Take This Dream and Crunch It

by David Strege, CFP®, CFA, CKA®, Senior Financial Planner | May 6, 2009

The Wall Street Journal logo

Working for yourself means freedom – but it doesn’t come free.

Perhaps the greatest advantage of hanging out your own shingle or making that consulting business full-time is the independence that comes with being your own boss. But higher expenses and other costs come along with your newfound liberty. You may not be able to sock away as much pretax for retirement, and you may have trouble refinancing your mortgage.  Your higher tax bills may shock you, too.
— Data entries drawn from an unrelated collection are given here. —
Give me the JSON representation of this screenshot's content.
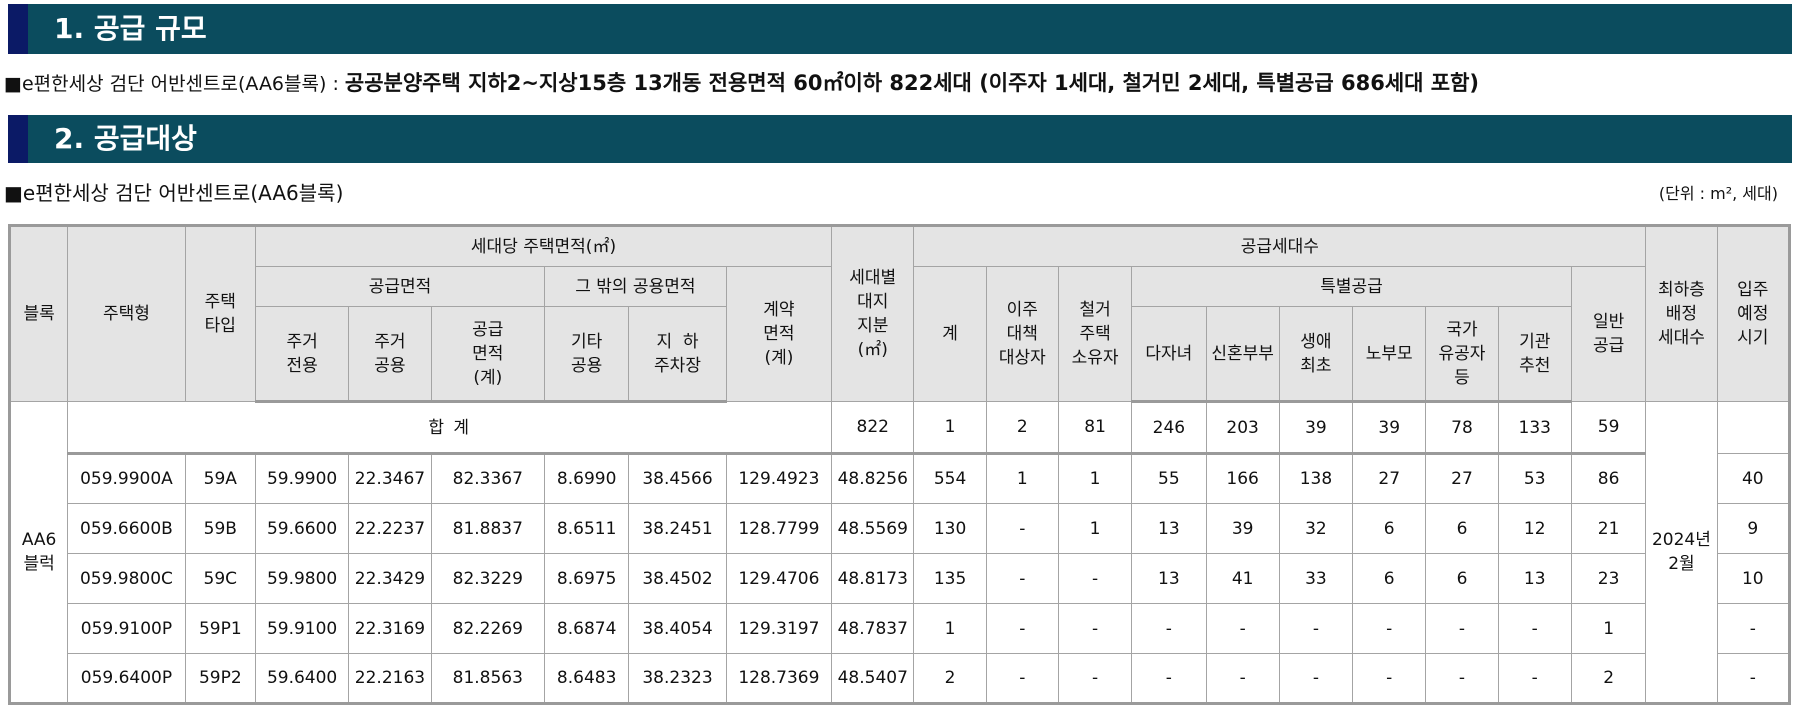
{
  "sections": {
    "s1_title": "1. 공급 규모",
    "s2_title": "2. 공급대상"
  },
  "supply_scale": {
    "complex": "■e편한세상 검단 어반센트로(AA6블록) : ",
    "detail": "공공분양주택 지하2~지상15층 13개동 전용면적 60㎡이하 822세대 (이주자 1세대, 철거민 2세대, 특별공급 686세대 포함)"
  },
  "target": {
    "complex": "■e편한세상 검단 어반센트로(AA6블록)",
    "unit_note": "(단위 : m², 세대)"
  },
  "headers": {
    "block": "블록",
    "house_type": "주택형",
    "type_code": [
      "주택",
      "타입"
    ],
    "area_per_unit": "세대당 주택면적(㎡)",
    "supply_area": "공급면적",
    "other_common": "그 밖의 공용면적",
    "contract_area": [
      "계약",
      "면적",
      "(계)"
    ],
    "land_share": [
      "세대별",
      "대지",
      "지분",
      "(㎡)"
    ],
    "supply_units": "공급세대수",
    "max_low_floor": [
      "최하층",
      "배정",
      "세대수"
    ],
    "move_in": [
      "입주",
      "예정",
      "시기"
    ],
    "exclusive": [
      "주거",
      "전용"
    ],
    "residential_common": [
      "주거",
      "공용"
    ],
    "supply_total": [
      "공급",
      "면적",
      "(계)"
    ],
    "other_common_sub": [
      "기타",
      "공용"
    ],
    "underground_parking": [
      "지  하",
      "주차장"
    ],
    "total": "계",
    "relocation": [
      "이주",
      "대책",
      "대상자"
    ],
    "demolition": [
      "철거",
      "주택",
      "소유자"
    ],
    "special": "특별공급",
    "multi_child": "다자녀",
    "newlywed": "신혼부부",
    "first_time": [
      "생애",
      "최초"
    ],
    "elderly_parents": "노부모",
    "patriots": [
      "국가",
      "유공자",
      "등"
    ],
    "institution": [
      "기관",
      "추천"
    ],
    "general": [
      "일반",
      "공급"
    ]
  },
  "table": {
    "block": [
      "AA6",
      "블럭"
    ],
    "total_label": "합  계",
    "totals": [
      "822",
      "1",
      "2",
      "81",
      "246",
      "203",
      "39",
      "39",
      "78",
      "133",
      "59"
    ],
    "move_in": [
      "2024년",
      "2월"
    ],
    "rows": [
      [
        "059.9900A",
        "59A",
        "59.9900",
        "22.3467",
        "82.3367",
        "8.6990",
        "38.4566",
        "129.4923",
        "48.8256",
        "554",
        "1",
        "1",
        "55",
        "166",
        "138",
        "27",
        "27",
        "53",
        "86",
        "40"
      ],
      [
        "059.6600B",
        "59B",
        "59.6600",
        "22.2237",
        "81.8837",
        "8.6511",
        "38.2451",
        "128.7799",
        "48.5569",
        "130",
        "-",
        "1",
        "13",
        "39",
        "32",
        "6",
        "6",
        "12",
        "21",
        "9"
      ],
      [
        "059.9800C",
        "59C",
        "59.9800",
        "22.3429",
        "82.3229",
        "8.6975",
        "38.4502",
        "129.4706",
        "48.8173",
        "135",
        "-",
        "-",
        "13",
        "41",
        "33",
        "6",
        "6",
        "13",
        "23",
        "10"
      ],
      [
        "059.9100P",
        "59P1",
        "59.9100",
        "22.3169",
        "82.2269",
        "8.6874",
        "38.4054",
        "129.3197",
        "48.7837",
        "1",
        "-",
        "-",
        "-",
        "-",
        "-",
        "-",
        "-",
        "-",
        "1",
        "-"
      ],
      [
        "059.6400P",
        "59P2",
        "59.6400",
        "22.2163",
        "81.8563",
        "8.6483",
        "38.2323",
        "128.7369",
        "48.5407",
        "2",
        "-",
        "-",
        "-",
        "-",
        "-",
        "-",
        "-",
        "-",
        "2",
        "-"
      ]
    ]
  },
  "colors": {
    "header_bar": "#0b4c5e",
    "header_accent": "#0b1a66",
    "table_header_bg": "#e4e4e4",
    "border": "#a4a4a4"
  }
}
All in all, if you go out on your own, you may need to bring in up to 20% more than before just to break even, especially if you can’t piggyback on your spouse’s health insurance, says David Strege, a financial planner in West Des Moines, Iowa.
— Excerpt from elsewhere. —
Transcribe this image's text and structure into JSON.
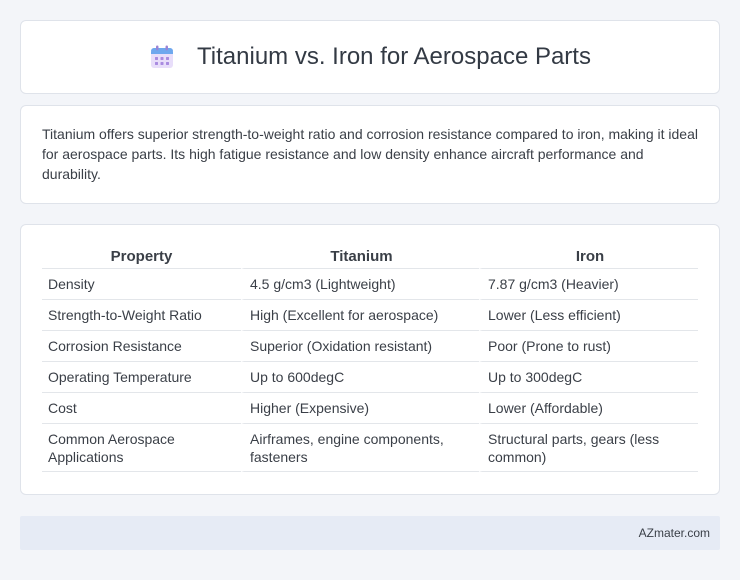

Read the entire PDF Article from The Wall Street Journal and comments from David Strege on that it truly means to work for yourself and the ramifications to be out on your own.

– David Strege, CFA, CFP®